Most of the other teams have similar arrangements in place, while England have been effectively fully professional since January 2019, when the RFU handed out 28 full-time contracts. Given that level of support and the size of their player pool, it is no surprise that England are world-ranked No 1 and go into this tournament on the back of a record 25 consecutive Test-match victories. 

England are not the champions - they lost the 2017 final to New Zealand - but that remarkable run of results has established them as the pre-eminent team in world rugby. The question to be answered over the next few weeks is whether any of their rivals can come close to bridging the substantial gulf that has opened up between England and the rest.

“I think we’re really moving in the right direction in terms of professionalism,” is Scotland prop Leah Bartlett’s answer to that question. “They’ve just had such a huge head start. 

“It’s going to be a lot of hard work to close that gap, but with more and more teams becoming professional and being given quality time together as a squad and prioritising grass-roots level as well  . . . I think it will be something that will just come with time.

“We’ve had a lot of time together that otherwise we wouldn’t have had - it’s been a crucial time in terms of developing coming into this tournament. It’s been hugely beneficial coming into the tournament and having had that contact time with each other.”

Scotland are in Pool A alongside New Zealand, Australia and Wales, and at 10th in the world are the lowest-ranked of the quartet. But, with the top two from each of the three pools and also the two best-placed third teams going through to the quarter-finals, they may need only one win and a losing bonus point or two from their three pool games. 

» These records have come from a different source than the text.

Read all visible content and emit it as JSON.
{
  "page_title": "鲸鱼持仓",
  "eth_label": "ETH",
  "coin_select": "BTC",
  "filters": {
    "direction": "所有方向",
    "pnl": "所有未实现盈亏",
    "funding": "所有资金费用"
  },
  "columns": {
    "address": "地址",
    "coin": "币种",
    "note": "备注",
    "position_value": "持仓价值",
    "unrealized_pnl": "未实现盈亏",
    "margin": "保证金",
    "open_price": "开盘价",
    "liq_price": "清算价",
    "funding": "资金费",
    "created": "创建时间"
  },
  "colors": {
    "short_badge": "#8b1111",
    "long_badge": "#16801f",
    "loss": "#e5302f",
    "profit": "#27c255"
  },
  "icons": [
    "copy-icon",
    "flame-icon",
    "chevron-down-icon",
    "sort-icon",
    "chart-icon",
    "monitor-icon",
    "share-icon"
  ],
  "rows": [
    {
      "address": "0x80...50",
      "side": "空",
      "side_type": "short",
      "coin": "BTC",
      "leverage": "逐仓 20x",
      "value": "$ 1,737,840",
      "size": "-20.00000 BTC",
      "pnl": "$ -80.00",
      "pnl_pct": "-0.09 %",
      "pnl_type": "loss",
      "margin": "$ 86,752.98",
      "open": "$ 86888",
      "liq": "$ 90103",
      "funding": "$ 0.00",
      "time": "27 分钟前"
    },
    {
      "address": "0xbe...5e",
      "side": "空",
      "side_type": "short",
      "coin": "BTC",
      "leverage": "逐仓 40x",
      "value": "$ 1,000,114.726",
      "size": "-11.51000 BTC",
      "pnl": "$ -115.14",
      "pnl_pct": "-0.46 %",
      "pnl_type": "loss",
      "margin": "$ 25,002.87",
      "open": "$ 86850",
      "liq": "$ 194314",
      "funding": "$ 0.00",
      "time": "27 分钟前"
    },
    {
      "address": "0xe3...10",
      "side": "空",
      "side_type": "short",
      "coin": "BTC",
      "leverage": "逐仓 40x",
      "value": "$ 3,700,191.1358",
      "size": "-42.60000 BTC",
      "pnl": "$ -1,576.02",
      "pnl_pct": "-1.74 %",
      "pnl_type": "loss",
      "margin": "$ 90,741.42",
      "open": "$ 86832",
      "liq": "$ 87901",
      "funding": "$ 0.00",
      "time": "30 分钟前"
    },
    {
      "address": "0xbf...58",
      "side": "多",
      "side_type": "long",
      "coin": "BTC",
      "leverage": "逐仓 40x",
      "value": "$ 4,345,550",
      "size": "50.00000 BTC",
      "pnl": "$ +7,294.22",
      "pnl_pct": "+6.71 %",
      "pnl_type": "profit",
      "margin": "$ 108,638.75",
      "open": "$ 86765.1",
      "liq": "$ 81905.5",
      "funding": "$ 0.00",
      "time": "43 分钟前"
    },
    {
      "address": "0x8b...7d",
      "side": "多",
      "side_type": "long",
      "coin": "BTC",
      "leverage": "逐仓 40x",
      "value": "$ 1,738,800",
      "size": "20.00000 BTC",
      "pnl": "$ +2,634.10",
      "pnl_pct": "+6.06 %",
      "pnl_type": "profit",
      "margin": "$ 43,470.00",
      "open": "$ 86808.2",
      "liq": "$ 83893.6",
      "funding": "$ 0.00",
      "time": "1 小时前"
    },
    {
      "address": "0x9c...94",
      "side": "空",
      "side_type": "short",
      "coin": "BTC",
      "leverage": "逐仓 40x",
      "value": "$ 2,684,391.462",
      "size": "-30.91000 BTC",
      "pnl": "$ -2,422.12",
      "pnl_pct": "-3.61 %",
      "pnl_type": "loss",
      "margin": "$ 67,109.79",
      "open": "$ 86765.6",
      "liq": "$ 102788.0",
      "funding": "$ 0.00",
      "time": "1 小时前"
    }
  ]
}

They kick off their campaign on Sunday against Wales, who beat them 24-19 in Cardiff back in April. It was a game that the visitors could and arguably should have won, as centre Lisa Thomson remembers well.   

“I think we learned a lot about ourselves down there,” she says. “We were in that game for 60 or 70 minutes and we created a lot of opportunities which we just didn’t finish off. We’ve been working a lot on how to beat them."

Head coach Easson announces his squad for that match this morning British time. Scotland then play Australia on Saturday 15 before finishing their pool games with a match against the hosts on Saturday 22.


Pool A

New Zealand (world ranking 2)

Australia (7)

Wales (9)

Scotland (10)

Pool B

Canada (3)

USA (6)

Italy (5)

Japan (13)

Pool C

England (1)

France (4)

South Africa (11)

Fiji (21)

RWC First weekend fixtures (kick-offs in British time - 12 hours behind New Zealand)

Saturday 8 (all three games at Eden Park, Auckland):

South Africa v France 2.15am

Fiji v England 4.45am

Australia v New Zealand 7.15am

Sunday 9 (all three games at Northland Events Centre, Whangarei)

USA v Italy (12.45am)

Japan v Canada (3.15am)

Wales v Scotland (5.45am)